[Records drawn from a dataset]
********************

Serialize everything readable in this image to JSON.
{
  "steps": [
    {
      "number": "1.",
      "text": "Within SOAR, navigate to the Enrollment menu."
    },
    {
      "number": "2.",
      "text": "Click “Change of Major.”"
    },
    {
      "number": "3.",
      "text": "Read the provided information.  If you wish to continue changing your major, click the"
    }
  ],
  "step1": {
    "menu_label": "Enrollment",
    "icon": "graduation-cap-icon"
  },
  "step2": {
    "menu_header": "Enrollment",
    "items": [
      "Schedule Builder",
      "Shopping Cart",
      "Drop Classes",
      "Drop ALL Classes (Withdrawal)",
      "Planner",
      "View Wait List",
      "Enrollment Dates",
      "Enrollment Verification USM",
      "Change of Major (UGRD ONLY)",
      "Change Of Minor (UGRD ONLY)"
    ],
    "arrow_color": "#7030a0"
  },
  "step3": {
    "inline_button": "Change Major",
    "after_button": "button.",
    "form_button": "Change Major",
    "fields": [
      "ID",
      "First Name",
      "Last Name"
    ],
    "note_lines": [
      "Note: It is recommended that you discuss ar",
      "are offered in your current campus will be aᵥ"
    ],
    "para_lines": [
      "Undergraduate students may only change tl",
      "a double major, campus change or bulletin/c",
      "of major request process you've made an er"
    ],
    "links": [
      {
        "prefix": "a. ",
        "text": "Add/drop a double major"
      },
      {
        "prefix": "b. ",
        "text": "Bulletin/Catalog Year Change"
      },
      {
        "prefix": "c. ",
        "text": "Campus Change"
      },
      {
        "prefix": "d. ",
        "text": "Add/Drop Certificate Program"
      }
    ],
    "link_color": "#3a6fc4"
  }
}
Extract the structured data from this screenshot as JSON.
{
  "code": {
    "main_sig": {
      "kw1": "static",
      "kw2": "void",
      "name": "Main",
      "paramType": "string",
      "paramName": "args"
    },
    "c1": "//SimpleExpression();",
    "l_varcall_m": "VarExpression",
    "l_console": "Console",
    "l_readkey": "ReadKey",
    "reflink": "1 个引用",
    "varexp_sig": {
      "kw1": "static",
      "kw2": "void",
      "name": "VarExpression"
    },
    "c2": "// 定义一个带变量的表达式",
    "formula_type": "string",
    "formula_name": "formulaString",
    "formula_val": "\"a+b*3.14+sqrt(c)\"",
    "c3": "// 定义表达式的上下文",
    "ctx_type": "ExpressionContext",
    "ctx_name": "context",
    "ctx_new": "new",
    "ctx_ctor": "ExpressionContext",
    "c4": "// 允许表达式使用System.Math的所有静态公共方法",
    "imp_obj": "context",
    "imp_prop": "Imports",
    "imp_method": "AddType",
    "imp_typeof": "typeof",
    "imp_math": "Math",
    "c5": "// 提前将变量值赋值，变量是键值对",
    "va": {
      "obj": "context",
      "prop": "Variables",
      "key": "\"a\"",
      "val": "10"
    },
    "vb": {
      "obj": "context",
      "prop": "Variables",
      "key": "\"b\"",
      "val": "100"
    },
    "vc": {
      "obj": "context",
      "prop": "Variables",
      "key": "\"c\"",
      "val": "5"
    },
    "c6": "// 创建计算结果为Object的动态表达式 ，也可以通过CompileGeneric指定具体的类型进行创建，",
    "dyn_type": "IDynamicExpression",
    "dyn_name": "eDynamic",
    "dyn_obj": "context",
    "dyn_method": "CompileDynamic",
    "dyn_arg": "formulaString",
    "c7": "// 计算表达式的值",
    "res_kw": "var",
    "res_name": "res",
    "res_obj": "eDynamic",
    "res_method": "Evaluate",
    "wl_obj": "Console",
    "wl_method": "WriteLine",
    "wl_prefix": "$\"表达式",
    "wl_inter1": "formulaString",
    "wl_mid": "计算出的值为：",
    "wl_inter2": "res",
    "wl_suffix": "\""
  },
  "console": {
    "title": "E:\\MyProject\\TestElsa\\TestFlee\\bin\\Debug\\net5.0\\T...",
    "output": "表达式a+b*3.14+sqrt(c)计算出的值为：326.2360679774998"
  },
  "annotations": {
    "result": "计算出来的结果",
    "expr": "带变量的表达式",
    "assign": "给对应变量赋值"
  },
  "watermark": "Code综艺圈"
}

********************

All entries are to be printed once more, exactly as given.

Serialize everything readable in this image to JSON.
{
  "steps": [
    {
      "number": "1.",
      "text": "Within SOAR, navigate to the Enrollment menu."
    },
    {
      "number": "2.",
      "text": "Click “Change of Major.”"
    },
    {
      "number": "3.",
      "text": "Read the provided information.  If you wish to continue changing your major, click the"
    }
  ],
  "step1": {
    "menu_label": "Enrollment",
    "icon": "graduation-cap-icon"
  },
  "step2": {
    "menu_header": "Enrollment",
    "items": [
      "Schedule Builder",
      "Shopping Cart",
      "Drop Classes",
      "Drop ALL Classes (Withdrawal)",
      "Planner",
      "View Wait List",
      "Enrollment Dates",
      "Enrollment Verification USM",
      "Change of Major (UGRD ONLY)",
      "Change Of Minor (UGRD ONLY)"
    ],
    "arrow_color": "#7030a0"
  },
  "step3": {
    "inline_button": "Change Major",
    "after_button": "button.",
    "form_button": "Change Major",
    "fields": [
      "ID",
      "First Name",
      "Last Name"
    ],
    "note_lines": [
      "Note: It is recommended that you discuss ar",
      "are offered in your current campus will be aᵥ"
    ],
    "para_lines": [
      "Undergraduate students may only change tl",
      "a double major, campus change or bulletin/c",
      "of major request process you've made an er"
    ],
    "links": [
      {
        "prefix": "a. ",
        "text": "Add/drop a double major"
      },
      {
        "prefix": "b. ",
        "text": "Bulletin/Catalog Year Change"
      },
      {
        "prefix": "c. ",
        "text": "Campus Change"
      },
      {
        "prefix": "d. ",
        "text": "Add/Drop Certificate Program"
      }
    ],
    "link_color": "#3a6fc4"
  }
}
Extract the structured data from this screenshot as JSON.
{
  "code": {
    "main_sig": {
      "kw1": "static",
      "kw2": "void",
      "name": "Main",
      "paramType": "string",
      "paramName": "args"
    },
    "c1": "//SimpleExpression();",
    "l_varcall_m": "VarExpression",
    "l_console": "Console",
    "l_readkey": "ReadKey",
    "reflink": "1 个引用",
    "varexp_sig": {
      "kw1": "static",
      "kw2": "void",
      "name": "VarExpression"
    },
    "c2": "// 定义一个带变量的表达式",
    "formula_type": "string",
    "formula_name": "formulaString",
    "formula_val": "\"a+b*3.14+sqrt(c)\"",
    "c3": "// 定义表达式的上下文",
    "ctx_type": "ExpressionContext",
    "ctx_name": "context",
    "ctx_new": "new",
    "ctx_ctor": "ExpressionContext",
    "c4": "// 允许表达式使用System.Math的所有静态公共方法",
    "imp_obj": "context",
    "imp_prop": "Imports",
    "imp_method": "AddType",
    "imp_typeof": "typeof",
    "imp_math": "Math",
    "c5": "// 提前将变量值赋值，变量是键值对",
    "va": {
      "obj": "context",
      "prop": "Variables",
      "key": "\"a\"",
      "val": "10"
    },
    "vb": {
      "obj": "context",
      "prop": "Variables",
      "key": "\"b\"",
      "val": "100"
    },
    "vc": {
      "obj": "context",
      "prop": "Variables",
      "key": "\"c\"",
      "val": "5"
    },
    "c6": "// 创建计算结果为Object的动态表达式 ，也可以通过CompileGeneric指定具体的类型进行创建，",
    "dyn_type": "IDynamicExpression",
    "dyn_name": "eDynamic",
    "dyn_obj": "context",
    "dyn_method": "CompileDynamic",
    "dyn_arg": "formulaString",
    "c7": "// 计算表达式的值",
    "res_kw": "var",
    "res_name": "res",
    "res_obj": "eDynamic",
    "res_method": "Evaluate",
    "wl_obj": "Console",
    "wl_method": "WriteLine",
    "wl_prefix": "$\"表达式",
    "wl_inter1": "formulaString",
    "wl_mid": "计算出的值为：",
    "wl_inter2": "res",
    "wl_suffix": "\""
  },
  "console": {
    "title": "E:\\MyProject\\TestElsa\\TestFlee\\bin\\Debug\\net5.0\\T...",
    "output": "表达式a+b*3.14+sqrt(c)计算出的值为：326.2360679774998"
  },
  "annotations": {
    "result": "计算出来的结果",
    "expr": "带变量的表达式",
    "assign": "给对应变量赋值"
  },
  "watermark": "Code综艺圈"
}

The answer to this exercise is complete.